Chris Bowers at MyDD has a series of articles on tribal identity and the American voter. His basic argument is that voters vote their tribal identity, based on factors such as race, religion, and gender. Socioeconomic factors, such as income, union affiliation, and education play a lesser role in determining a voters behavior. This shouldn't be too surprising, but it is still a little depressing that a lot of us are basically waving our flags and saying "hooray for our side". (And what is this blog but a small but perfect example of that?)
But Bowers paints a more interesting picture than two rival tribes beating their chests, though. This is from the most interesting of the articles I linked to above:
One side considers itself the "us" in a battle between "us vs. them," while the other side is trying to destroy the notion of both "us" and "them" in order to end the battle. One coalition wins when the clash of civilizations is being fought, since its existence is predicted upon at least the visualization (if not the realization) of identities that fight such a battle, while the other coalition wins when the clash of civilizations ends or is at least sputtering, since its very existence is predicated upon the possibility of a world without "civilization identities."
The good news is that the camp most married to tribal identity is eventually demographically doomed if it can't base itself around something other than being white, male, conservative, and Christian(ist).
Digby comments on this subject and Bowers' article here. He poses an interesting question:

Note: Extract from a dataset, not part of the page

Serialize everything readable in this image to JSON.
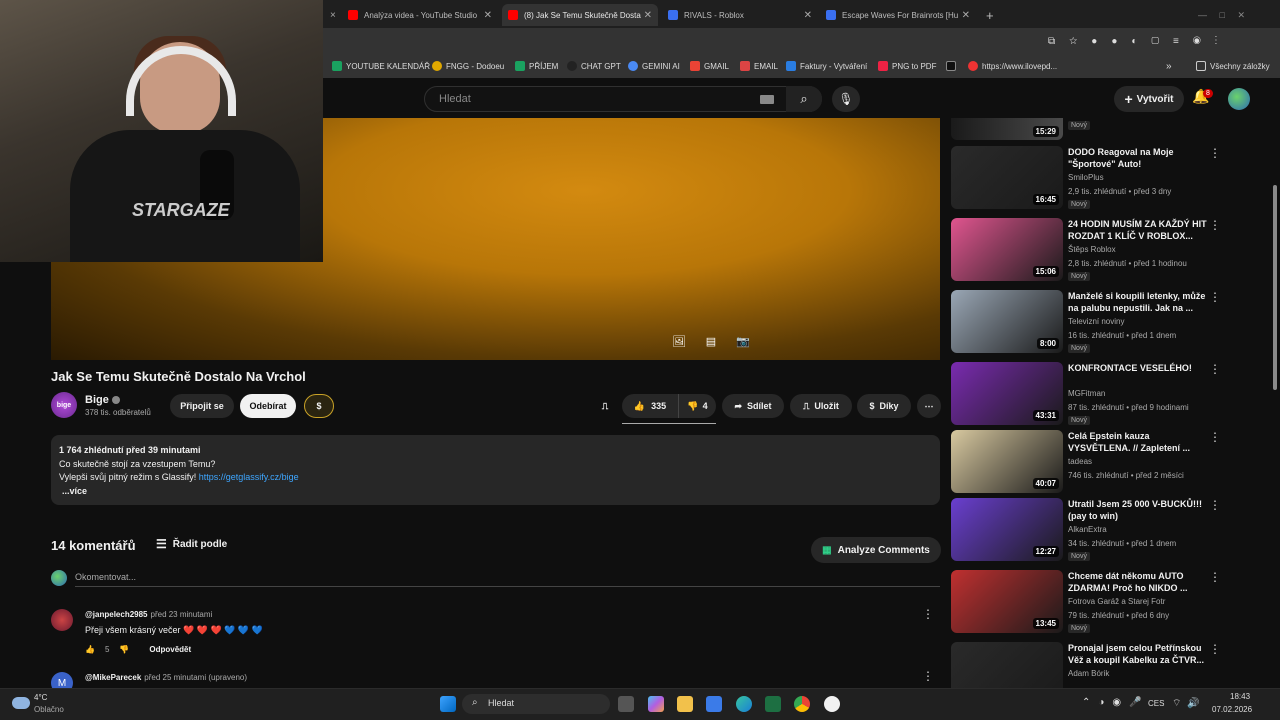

If you could write a country song about Blue State identity, what would the lyrics say?